Tuesday, 13 January 2009

What uses can VLEs be put to in blended learning environments?

What uses can Virtual Learning Environments be put to when blended with traditional courses?

VLEs can complement and supplement amended traditional courses in the following ways:
VLEs Allow students to
Recap on what has been taught and supposedly learned;
Delve further into a topic of interest;
Review with others so as to improve learning and performance in tests;
Have teacher develop and have materials available on the VLE for own use in class;
Discuss particular topics in a closed forum, guided by a teacher or student facilitator;
Scribe of the day approaches to notes.
Catch up on missed lessons or coursework.
Collaborate on and publish work online.
Take a machine marked test to be used formatively by the student.

Additionally, by producing VLE courses which students take in their own time, they experience self-directed learning by the type of learning or training medium which they will experience at university and at work.

What else is there?

VLEs off to a slow start - OFSTED

Virtual Learning Environments are not widely used in UK schools, according to the latest OFSTED survey.
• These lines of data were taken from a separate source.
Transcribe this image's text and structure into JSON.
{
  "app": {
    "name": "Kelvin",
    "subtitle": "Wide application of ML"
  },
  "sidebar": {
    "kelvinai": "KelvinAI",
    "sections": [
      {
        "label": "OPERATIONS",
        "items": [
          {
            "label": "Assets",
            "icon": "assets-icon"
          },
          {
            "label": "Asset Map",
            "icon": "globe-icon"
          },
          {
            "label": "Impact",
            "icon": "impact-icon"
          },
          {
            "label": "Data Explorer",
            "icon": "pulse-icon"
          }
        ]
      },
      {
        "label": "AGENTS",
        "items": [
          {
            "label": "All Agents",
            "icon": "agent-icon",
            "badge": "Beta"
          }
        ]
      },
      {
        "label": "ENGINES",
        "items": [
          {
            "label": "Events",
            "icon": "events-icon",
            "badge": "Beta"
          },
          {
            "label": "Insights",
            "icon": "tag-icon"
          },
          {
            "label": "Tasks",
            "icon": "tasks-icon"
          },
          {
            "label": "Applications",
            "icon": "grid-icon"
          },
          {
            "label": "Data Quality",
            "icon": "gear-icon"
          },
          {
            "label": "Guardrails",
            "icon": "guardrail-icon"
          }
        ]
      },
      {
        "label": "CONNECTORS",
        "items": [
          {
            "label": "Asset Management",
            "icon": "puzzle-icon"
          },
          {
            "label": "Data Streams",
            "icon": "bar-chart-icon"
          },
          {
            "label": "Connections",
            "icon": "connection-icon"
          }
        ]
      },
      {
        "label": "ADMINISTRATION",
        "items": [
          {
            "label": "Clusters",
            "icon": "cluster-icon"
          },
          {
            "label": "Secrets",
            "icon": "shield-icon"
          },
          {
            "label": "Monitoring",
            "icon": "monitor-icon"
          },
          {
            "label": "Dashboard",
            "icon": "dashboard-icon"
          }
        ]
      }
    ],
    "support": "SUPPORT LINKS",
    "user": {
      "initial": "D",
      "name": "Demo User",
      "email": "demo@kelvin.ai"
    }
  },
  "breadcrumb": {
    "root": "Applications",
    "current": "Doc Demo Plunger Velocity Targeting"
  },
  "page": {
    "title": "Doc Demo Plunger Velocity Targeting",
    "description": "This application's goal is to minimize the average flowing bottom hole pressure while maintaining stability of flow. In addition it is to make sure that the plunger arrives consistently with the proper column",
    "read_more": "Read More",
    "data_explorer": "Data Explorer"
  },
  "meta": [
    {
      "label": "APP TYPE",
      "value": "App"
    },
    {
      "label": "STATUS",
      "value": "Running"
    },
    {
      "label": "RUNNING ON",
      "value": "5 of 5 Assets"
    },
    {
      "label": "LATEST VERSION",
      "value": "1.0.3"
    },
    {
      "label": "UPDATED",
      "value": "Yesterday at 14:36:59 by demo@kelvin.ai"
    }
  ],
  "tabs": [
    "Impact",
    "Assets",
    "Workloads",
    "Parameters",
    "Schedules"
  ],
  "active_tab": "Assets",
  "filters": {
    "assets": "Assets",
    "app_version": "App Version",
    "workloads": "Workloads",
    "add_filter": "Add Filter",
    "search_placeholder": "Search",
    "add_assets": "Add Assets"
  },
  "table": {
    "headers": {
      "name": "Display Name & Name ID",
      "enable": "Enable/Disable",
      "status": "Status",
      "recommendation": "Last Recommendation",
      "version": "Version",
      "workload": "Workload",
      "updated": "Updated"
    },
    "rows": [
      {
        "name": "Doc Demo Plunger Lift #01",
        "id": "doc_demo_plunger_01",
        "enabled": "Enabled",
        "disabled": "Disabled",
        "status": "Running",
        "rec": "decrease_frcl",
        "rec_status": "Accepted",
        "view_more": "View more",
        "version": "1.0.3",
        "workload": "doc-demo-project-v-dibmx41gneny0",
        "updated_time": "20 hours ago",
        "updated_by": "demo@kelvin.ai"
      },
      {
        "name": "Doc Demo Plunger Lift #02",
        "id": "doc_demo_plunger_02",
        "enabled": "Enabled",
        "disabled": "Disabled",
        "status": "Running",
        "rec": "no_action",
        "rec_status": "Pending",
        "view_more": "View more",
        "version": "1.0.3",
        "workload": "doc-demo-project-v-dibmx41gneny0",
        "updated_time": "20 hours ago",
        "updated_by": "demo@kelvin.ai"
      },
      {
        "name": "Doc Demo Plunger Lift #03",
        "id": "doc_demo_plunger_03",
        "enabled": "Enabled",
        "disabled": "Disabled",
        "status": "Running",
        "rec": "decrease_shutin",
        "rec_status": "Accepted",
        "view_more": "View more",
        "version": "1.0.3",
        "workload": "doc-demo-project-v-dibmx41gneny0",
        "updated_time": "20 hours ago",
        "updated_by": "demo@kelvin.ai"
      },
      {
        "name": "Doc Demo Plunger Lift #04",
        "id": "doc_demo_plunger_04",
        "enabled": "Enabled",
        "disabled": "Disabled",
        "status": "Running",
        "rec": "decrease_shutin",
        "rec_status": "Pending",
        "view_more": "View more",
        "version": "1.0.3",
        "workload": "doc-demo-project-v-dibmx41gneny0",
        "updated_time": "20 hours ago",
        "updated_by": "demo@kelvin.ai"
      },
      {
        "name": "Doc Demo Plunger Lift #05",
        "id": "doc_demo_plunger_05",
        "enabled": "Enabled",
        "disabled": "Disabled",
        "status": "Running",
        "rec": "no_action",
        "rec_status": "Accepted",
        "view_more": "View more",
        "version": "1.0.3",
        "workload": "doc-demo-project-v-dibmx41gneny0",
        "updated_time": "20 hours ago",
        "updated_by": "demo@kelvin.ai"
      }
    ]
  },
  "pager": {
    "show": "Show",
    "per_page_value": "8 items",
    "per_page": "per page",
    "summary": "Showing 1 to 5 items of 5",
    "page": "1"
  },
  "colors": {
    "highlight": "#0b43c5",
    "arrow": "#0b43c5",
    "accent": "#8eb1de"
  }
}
The survey covered over 40 different institutions and found that no institution was using it comprehensively.

In most places surveyed by Ofsted, the use of such VLEs was "not widespread" and where it was in place it was often the result of the enthusiasm of individual teachers.

It has been our experience too. Teacher enthusiasts have made good use of our Moodle but have not managed to inspire others in their department to do the same.

Original article: